PECOTA thinks Orlando Cabrera will replicate 2009 with the Reds. The switch to the NL should offset any further decline in his game. Guzman’s batting average and maybe his runs are reason to select him late, but that’s all he brings to the table. Keppinger, just like at third and second, would be a better pick with a guarantee of everyday play somewhere on the diamond, though the depth charts seem to think that’s what will happen given his projection of 539 plate appearances.

One Star
Player                 PA   AVG/OBP/SLG    R HR RBI SB
Juan Uribe            401  .259/.305/.427 41 12  42  2
Brendan Harris        325  .276/.340/.412 35  6  28  1
Brendan Ryan          466  .268/.322/.372 60  6  30 13
Emilio Bonifacio      495  .267/.326/.353 62  3  31 18
Cesar Izturis         453  .277/.322/.360 47  2  28 10
Julio Lugo            402  .247/.329/.347 40  5  35 11
Ronny Cedeno          399  .255/.311/.394 46 10  44  4
Yuniesky Betancourt   548  .288/.315/.417 58  9  60  4
Jack Wilson           518  .279/.326/.395 51  8  51  3
Edgar Renteria        466  .285/.339/.401 60  8  42  7
Tommy Manzella        445  .243/.289/.344 41  5  36  4
Omar Infante          377  .294/.352/.406 44  5  42  3
Ian Desmond           360  .244/.309/.400 35  9  32  9
Alex Gonzalez         356  .250/.305/.419 38 13  40  1
Ramon Santiago        333  .255/.319/.382 36  6  31  1
Craig Counsell        297  .263/.360/.387 33  3  23  2
Mike Aviles           246  .285/.315/.445 30  6  26  2
Adam Everett          356  .248/.307/.374 38  6  41  3
Willie Bloomquist     218  .267/.326/.358 28  2  14  7
Bobby Crosby          199  .246/.318/.380  21 4  20  3

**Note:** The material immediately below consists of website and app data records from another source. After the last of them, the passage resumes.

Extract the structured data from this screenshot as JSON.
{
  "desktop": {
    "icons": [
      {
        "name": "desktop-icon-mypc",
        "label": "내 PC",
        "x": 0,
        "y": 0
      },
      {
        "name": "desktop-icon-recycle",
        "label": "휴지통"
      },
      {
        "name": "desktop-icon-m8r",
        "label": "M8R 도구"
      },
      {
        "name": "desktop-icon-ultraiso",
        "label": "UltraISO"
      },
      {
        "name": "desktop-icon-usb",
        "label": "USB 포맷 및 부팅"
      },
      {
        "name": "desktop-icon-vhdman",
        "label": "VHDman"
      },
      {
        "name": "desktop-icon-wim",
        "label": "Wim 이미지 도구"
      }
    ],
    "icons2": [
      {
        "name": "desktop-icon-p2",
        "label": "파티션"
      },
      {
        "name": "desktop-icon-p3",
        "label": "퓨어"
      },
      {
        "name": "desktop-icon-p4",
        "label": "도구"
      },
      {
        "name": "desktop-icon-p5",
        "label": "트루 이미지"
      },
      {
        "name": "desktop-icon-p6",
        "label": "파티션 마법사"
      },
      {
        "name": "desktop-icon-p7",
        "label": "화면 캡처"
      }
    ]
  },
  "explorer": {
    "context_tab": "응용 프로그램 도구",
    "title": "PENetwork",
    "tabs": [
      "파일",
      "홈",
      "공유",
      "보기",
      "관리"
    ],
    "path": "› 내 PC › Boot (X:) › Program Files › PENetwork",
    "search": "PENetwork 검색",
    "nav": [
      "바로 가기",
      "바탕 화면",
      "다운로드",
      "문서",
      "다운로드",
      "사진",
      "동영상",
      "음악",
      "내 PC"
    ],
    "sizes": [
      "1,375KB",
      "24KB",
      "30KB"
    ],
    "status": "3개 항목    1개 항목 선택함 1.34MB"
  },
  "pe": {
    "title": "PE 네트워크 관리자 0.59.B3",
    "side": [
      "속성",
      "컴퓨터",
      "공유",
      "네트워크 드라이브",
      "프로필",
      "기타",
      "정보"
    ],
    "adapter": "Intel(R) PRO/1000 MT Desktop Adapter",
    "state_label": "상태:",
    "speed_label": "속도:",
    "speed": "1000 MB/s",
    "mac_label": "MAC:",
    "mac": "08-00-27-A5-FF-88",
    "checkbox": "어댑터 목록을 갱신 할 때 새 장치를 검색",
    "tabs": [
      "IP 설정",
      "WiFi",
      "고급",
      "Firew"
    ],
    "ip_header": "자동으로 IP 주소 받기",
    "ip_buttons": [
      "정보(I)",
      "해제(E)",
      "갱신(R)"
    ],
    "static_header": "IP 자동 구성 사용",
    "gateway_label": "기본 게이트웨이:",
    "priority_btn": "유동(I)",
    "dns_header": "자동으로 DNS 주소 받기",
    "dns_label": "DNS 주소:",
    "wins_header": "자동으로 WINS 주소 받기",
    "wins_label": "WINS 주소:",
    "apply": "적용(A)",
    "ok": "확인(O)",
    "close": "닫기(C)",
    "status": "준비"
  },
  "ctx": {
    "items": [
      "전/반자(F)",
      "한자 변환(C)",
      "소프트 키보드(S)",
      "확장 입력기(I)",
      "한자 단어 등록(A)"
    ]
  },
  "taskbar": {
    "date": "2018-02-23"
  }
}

The worst fantasy players at the worst position in fantasy baseball-boy, I’ve been looking forward to writing this section. If you get stuck with one of these guys as your starting shortstop, you are in trouble unless one of them pulls what will now be referred to as “A Bartlett.” I don’t see any Bartlett candidates here-Aviles maybe, just because he’s stuck behind Betancourt and anything that hurts the feelings of Royals‘ fans is possible. Otherwise though, this is just ugly.

Uribe may be the most appealing, but he doesn’t have a starting job thanks to the Freddy Sanchez trade. Harris doesn’t do anything well, but he doesn’t actively offend you either. The next four guys don’t do much, but may pick up double digits in steals, so at least that’s something. Cedeno may be the last tolerable option I can offer. After that, we’re looking at more like the 0.5-Star tier. Betancourt is slated to have a better season than he has had in a few years. Pass. Wilson is a solid shortstop when you take his defense into account, so unless you’re in one of those leagues you can ignore him. Renteria’s forecast has too much power in it (which is sad). The rest of these guys are back-up players that may take a starting job down the road, but there’s no guarantee and therefore no reason to waste anything but a late, late pick on them-except for Gonzalez. He’s starting and is just that bad.